Every good mixtape has a story behind it and the deck I’m going to talk about today isn’t an exception. If I ever have to go down to one deck, it’s very likely going to be this one. It started almost a decade ago when I had a Bruna, Light of Alabaster deck. My Bruna deck was pretty good for the time – it would resolve the commander and very quickly smash opponents with commander damage. But my Bruna deck didn’t hold up to repeated game play. I felt like I had little agency and instead, the cards just played themselves, win or lose. So I shelved the deck even as I picked up new Auras here and there.
At some point I got it into my mind to build an Aboshan, Cephalid Emperor deck. The idea was to use cards like Magewright’s Stone to turn my commander into an Icy Manipulator while pairing him with tons of flying creatures. Archetype of Imagination and Gravitational Shift were in the pull pile, as were cards like Spirit Away and Flight of Fancy. I noticed that a ton of these cards were enchantments and more than a few were Auras. One was a creature with far too many lines of rules text. Hakim, Loreweaver.
I read the card. Then I reread it. After that, I knew that I was never going to build Aboshan. Instead I set about building mono-blue Aura Voltron.
Hakim, Loreweaver by Alex Ullman
Hakim’s first ability is worded such that you can activate it as long as there are no Auras on him. If you have three Auras in your graveyard you can activate Hakim, hold priority and do it again.
The result is you’ll end up with two Auras on your commander. This is useful for dealing with some of the more expensive haymakers like Eldrazi Conscription and Octopus Umbra. The ability also helps you rip through your library thanks to Rousing Read (which replaced Flight of Fancy) and Cartouche of Knowledge. Want to go on the offensive? Auramancer’s Guise does work and can help keep the cards flowing with Curiosity and Curious Obsession. But one of my favorite tricks with the deck involves various Control Magic effects.

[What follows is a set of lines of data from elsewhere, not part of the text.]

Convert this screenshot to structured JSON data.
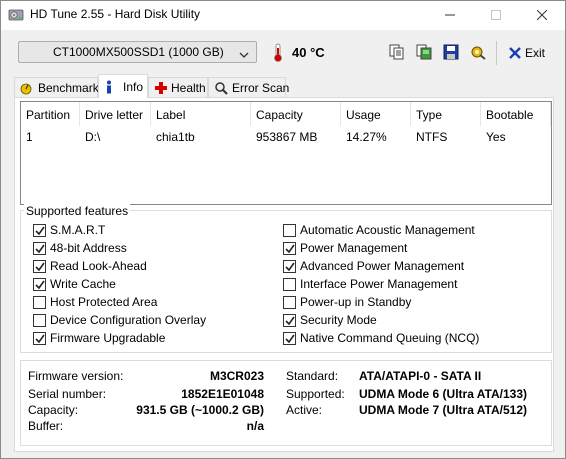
{
  "window": {
    "title": "HD Tune 2.55 - Hard Disk Utility",
    "icon": "hd-tune-app-icon"
  },
  "toolbar": {
    "drive_selected": "CT1000MX500SSD1 (1000 GB)",
    "temperature": "40 °C",
    "icons": [
      "copy-text-icon",
      "copy-screenshot-icon",
      "save-icon",
      "options-icon"
    ],
    "exit_label": "Exit",
    "temperature_color": "#c00000"
  },
  "tabs": [
    {
      "label": "Benchmark",
      "icon": "benchmark-icon"
    },
    {
      "label": "Info",
      "icon": "info-icon",
      "active": true
    },
    {
      "label": "Health",
      "icon": "health-icon"
    },
    {
      "label": "Error Scan",
      "icon": "error-scan-icon"
    }
  ],
  "partitions": {
    "headers": [
      "Partition",
      "Drive letter",
      "Label",
      "Capacity",
      "Usage",
      "Type",
      "Bootable"
    ],
    "rows": [
      [
        "1",
        "D:\\",
        "chia1tb",
        "953867 MB",
        "14.27%",
        "NTFS",
        "Yes"
      ]
    ]
  },
  "features": {
    "title": "Supported features",
    "left": [
      {
        "label": "S.M.A.R.T",
        "checked": true
      },
      {
        "label": "48-bit Address",
        "checked": true
      },
      {
        "label": "Read Look-Ahead",
        "checked": true
      },
      {
        "label": "Write Cache",
        "checked": true
      },
      {
        "label": "Host Protected Area",
        "checked": false
      },
      {
        "label": "Device Configuration Overlay",
        "checked": false
      },
      {
        "label": "Firmware Upgradable",
        "checked": true
      }
    ],
    "right": [
      {
        "label": "Automatic Acoustic Management",
        "checked": false
      },
      {
        "label": "Power Management",
        "checked": true
      },
      {
        "label": "Advanced Power Management",
        "checked": true
      },
      {
        "label": "Interface Power Management",
        "checked": false
      },
      {
        "label": "Power-up in Standby",
        "checked": false
      },
      {
        "label": "Security Mode",
        "checked": true
      },
      {
        "label": "Native Command Queuing (NCQ)",
        "checked": true
      }
    ]
  },
  "info": {
    "firmware_label": "Firmware version:",
    "firmware": "M3CR023",
    "serial_label": "Serial number:",
    "serial": "1852E1E01048",
    "capacity_label": "Capacity:",
    "capacity": "931.5 GB (~1000.2 GB)",
    "buffer_label": "Buffer:",
    "buffer": "n/a",
    "standard_label": "Standard:",
    "standard": "ATA/ATAPI-0 - SATA II",
    "supported_label": "Supported:",
    "supported": "UDMA Mode 6 (Ultra ATA/133)",
    "active_label": "Active:",
    "active": "UDMA Mode 7 (Ultra ATA/512)"
  }
}
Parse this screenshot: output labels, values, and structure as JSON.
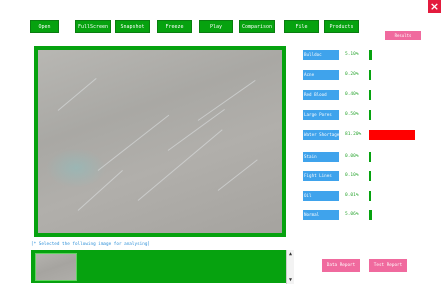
{
  "window": {
    "close_label": "×"
  },
  "toolbar": {
    "buttons": [
      {
        "label": "Open"
      },
      {
        "label": "FullScreen"
      },
      {
        "label": "Snapshot"
      },
      {
        "label": "Freeze"
      },
      {
        "label": "Play"
      },
      {
        "label": "Comparison"
      },
      {
        "label": "File"
      },
      {
        "label": "Products"
      }
    ]
  },
  "results_button": {
    "label": "Results"
  },
  "classifications": [
    {
      "label": "Bulldoc",
      "pct": "5.10%",
      "value": 0.051
    },
    {
      "label": "Acne",
      "pct": "0.20%",
      "value": 0.002
    },
    {
      "label": "Red Blood",
      "pct": "0.40%",
      "value": 0.004
    },
    {
      "label": "Large Pores",
      "pct": "0.50%",
      "value": 0.005
    },
    {
      "label": "Water Shortage",
      "pct": "81.20%",
      "value": 0.812,
      "color": "#ff0000"
    },
    {
      "label": "Stain",
      "pct": "0.00%",
      "value": 0.0
    },
    {
      "label": "Fight Lines",
      "pct": "0.10%",
      "value": 0.001
    },
    {
      "label": "Oil",
      "pct": "0.01%",
      "value": 0.0001
    },
    {
      "label": "Normal",
      "pct": "5.06%",
      "value": 0.0506,
      "color": "#06a20f"
    }
  ],
  "thumbnails": {
    "hint": "[* Selected the following image for analysing]"
  },
  "scrollbar": {
    "up": "▲",
    "down": "▼"
  },
  "actions": {
    "data_report": "Data Report",
    "test_report": "Test Report"
  },
  "colors": {
    "accent_green": "#06a20f",
    "label_blue": "#3fa3ec",
    "pink": "#f06a9e",
    "close_red": "#e31b3d"
  }
}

Let’s get this out of the way: yes, Corrupted Conscience is in the deck. Yes, I have used it on my own commander to kill opponents. Finally, yes, one time I left a friend feeling dejected when I activated Hakim with both Corrupted Conscience and Eldrazi Conscription in the graveyard.
Anyway, you can use Hakim’s ability to get cards like Confiscate and Lay Claim out of the graveyard. Then with Crown of the Ages, you can move them around and take whatever permanent you want. Illusory Gains is a fun one in that you can bring it back with Hakim and then it gets passed around, giving you the last creature to enter the battlefield and a Hakim ready to go again.
There are more ways to mess with the battlefield. Perplexing Chimera is a card that can throw a wrench into any board state. Willbreaker works rather nicely with all your Auras but it truly shines with Shimmering Wings. Treachery is a card I’m lucky to have from my youth and it does some serious work here. Bring it back during your upkeep and end up mana neutral? Thank you, I will.
Here are some of my favorite cards that I don’t see very often.
- Vanishing: When this is on Hakim, it can be very difficult to kill him and, thanks to the way phasing, works you get to keep all the Auras on him.
- Infiltrator’s Magemark: Let’s hope you don’t run into any Pramikon, Sky Rampart or Arcades, the Strategist decks.
- Portal of Sanctuary: If there was ever a card tailor made for Hakim, it’s this.
- Arcanum Wings: Shenanigans!
- Dreamscape Artist: In the early days of Pauper, this was my avatar on several message boards. The fact that it accelerates me and gets Auras into the graveyard is just gravy.
- Abjure: One mana counterspell that let’s me rebuy an Aura later? Sure.
I love my Hakim, Loreweaver deck. Every time a set comes out, I scour the card list for any new Aura options. Despite my affection, I’ve shied away from playing it on webcam due to the abundance of control-swapping effects, but rest assured that when in-person play is a thing again, I’m going to be bringing this one to the table.